### Supplied material ###

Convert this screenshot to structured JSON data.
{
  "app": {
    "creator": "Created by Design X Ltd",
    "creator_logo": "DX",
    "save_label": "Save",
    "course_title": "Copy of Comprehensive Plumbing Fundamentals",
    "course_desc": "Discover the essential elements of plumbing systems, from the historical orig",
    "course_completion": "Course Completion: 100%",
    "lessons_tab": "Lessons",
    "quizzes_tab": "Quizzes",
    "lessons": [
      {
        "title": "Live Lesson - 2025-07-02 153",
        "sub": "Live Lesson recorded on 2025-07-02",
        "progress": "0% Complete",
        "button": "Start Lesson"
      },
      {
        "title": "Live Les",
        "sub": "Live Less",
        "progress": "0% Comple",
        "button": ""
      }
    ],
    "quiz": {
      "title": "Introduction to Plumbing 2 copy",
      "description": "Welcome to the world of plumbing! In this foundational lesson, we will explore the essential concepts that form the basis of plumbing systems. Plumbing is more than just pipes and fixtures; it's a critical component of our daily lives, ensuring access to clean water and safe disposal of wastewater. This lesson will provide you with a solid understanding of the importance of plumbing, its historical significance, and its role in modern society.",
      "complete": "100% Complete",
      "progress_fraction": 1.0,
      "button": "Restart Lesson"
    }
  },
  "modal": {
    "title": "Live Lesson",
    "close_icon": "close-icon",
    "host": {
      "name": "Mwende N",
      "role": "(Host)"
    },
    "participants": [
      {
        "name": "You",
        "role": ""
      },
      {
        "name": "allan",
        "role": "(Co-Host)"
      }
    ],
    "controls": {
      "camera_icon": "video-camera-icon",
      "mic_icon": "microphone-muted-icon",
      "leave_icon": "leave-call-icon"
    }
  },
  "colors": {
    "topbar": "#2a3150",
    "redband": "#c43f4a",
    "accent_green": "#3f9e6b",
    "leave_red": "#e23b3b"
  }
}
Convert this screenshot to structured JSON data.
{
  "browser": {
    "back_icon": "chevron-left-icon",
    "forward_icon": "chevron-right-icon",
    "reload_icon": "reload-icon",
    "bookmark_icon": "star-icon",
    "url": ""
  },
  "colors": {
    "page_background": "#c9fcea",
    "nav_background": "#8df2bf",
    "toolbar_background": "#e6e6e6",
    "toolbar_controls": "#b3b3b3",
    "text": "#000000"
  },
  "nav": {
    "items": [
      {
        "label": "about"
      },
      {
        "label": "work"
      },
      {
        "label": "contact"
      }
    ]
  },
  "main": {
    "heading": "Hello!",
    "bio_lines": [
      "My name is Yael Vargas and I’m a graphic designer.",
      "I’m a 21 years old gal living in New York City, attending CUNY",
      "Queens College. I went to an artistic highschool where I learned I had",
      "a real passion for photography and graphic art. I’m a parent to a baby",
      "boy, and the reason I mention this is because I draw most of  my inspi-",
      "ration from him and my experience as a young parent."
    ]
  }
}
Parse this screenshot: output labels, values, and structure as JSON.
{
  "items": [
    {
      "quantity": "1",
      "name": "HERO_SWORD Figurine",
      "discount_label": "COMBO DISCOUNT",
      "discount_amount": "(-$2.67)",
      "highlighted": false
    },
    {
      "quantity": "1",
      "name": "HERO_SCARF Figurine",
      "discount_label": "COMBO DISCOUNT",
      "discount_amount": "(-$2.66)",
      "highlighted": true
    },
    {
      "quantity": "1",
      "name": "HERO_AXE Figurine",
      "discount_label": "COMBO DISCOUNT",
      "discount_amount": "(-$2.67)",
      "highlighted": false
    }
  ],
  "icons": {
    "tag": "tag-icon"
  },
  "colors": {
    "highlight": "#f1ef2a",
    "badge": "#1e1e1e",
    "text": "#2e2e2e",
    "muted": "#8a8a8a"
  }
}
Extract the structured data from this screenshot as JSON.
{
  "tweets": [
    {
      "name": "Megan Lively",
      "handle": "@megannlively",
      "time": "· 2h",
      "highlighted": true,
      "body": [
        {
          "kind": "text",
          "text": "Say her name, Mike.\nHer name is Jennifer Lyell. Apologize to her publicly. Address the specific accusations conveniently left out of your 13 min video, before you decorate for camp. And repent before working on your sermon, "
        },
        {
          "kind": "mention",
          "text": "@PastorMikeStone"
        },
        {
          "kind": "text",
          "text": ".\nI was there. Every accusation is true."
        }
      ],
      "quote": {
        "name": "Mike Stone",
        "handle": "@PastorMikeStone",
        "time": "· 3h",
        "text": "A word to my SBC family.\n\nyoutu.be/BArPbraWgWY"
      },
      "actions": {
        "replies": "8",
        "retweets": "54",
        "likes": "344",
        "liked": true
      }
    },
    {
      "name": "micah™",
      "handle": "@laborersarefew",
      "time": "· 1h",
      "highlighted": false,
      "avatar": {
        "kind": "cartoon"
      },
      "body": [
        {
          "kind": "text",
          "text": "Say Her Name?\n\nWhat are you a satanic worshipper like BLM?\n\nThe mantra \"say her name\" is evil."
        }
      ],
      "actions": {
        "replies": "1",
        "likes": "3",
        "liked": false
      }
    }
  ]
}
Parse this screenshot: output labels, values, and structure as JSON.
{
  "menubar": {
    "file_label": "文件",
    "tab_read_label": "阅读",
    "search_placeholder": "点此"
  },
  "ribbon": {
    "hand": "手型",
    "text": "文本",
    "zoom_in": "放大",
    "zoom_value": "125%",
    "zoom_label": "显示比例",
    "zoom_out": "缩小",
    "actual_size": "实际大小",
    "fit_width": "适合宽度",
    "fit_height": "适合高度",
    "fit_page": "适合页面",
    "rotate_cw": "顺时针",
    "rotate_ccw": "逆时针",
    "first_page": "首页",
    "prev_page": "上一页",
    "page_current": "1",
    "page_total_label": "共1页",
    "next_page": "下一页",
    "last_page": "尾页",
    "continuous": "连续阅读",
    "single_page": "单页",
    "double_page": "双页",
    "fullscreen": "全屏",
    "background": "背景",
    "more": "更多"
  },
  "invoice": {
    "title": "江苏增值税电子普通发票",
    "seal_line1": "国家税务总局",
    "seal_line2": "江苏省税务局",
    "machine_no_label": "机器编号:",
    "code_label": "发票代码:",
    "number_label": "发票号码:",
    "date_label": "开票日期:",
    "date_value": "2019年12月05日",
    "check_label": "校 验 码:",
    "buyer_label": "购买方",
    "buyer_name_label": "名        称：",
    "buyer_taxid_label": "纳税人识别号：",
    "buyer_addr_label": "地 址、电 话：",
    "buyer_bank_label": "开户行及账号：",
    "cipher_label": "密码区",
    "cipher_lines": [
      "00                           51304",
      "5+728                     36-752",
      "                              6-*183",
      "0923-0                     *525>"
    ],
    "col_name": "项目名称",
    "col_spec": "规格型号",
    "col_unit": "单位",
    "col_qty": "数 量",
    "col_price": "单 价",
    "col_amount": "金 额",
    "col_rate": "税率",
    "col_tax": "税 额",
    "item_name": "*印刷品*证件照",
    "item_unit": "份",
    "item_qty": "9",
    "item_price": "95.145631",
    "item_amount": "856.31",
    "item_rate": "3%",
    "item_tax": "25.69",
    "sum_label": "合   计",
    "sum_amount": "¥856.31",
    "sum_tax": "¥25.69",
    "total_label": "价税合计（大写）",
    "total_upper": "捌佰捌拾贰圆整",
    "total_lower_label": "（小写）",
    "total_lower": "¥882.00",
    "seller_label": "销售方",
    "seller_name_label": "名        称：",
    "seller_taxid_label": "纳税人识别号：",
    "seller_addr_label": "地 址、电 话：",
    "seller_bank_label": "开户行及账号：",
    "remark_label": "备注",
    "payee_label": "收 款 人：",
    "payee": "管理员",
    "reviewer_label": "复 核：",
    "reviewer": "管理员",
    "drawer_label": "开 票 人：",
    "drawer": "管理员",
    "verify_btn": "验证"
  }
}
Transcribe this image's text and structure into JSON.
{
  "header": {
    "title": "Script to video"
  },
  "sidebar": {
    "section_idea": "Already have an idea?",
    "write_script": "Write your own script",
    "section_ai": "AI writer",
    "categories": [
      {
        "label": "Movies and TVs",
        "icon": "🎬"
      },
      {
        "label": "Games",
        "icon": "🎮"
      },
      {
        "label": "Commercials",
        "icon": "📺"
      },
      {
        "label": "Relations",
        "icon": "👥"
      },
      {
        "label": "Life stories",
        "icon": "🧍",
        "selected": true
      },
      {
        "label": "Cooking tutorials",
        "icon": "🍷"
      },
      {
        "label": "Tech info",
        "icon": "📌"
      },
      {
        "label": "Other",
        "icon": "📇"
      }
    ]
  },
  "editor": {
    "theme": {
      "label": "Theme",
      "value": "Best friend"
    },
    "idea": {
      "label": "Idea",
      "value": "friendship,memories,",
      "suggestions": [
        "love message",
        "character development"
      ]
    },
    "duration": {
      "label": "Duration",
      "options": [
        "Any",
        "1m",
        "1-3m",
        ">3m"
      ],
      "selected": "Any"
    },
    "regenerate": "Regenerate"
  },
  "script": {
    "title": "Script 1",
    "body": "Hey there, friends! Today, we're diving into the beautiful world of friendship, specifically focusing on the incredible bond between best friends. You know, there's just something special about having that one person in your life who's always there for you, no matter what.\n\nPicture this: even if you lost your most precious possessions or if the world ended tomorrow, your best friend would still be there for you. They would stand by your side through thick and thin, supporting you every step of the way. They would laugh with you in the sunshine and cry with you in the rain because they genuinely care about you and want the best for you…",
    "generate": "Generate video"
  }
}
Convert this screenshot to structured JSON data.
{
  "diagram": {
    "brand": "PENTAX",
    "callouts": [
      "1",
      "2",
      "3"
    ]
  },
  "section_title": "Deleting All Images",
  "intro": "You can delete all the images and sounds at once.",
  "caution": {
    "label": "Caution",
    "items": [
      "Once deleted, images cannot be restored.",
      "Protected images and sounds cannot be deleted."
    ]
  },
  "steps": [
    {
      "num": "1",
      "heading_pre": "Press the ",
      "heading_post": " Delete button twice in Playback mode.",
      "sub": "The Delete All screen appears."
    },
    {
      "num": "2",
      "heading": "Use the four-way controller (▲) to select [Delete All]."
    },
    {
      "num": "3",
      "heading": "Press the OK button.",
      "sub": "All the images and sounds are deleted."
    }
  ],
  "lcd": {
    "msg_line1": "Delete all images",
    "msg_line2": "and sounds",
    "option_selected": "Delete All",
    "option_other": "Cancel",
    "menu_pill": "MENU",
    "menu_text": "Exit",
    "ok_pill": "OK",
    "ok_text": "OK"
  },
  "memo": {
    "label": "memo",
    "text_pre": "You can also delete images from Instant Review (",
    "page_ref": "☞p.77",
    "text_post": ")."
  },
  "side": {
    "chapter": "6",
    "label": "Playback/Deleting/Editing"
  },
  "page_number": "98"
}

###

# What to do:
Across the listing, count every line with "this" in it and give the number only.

# Written solution:
10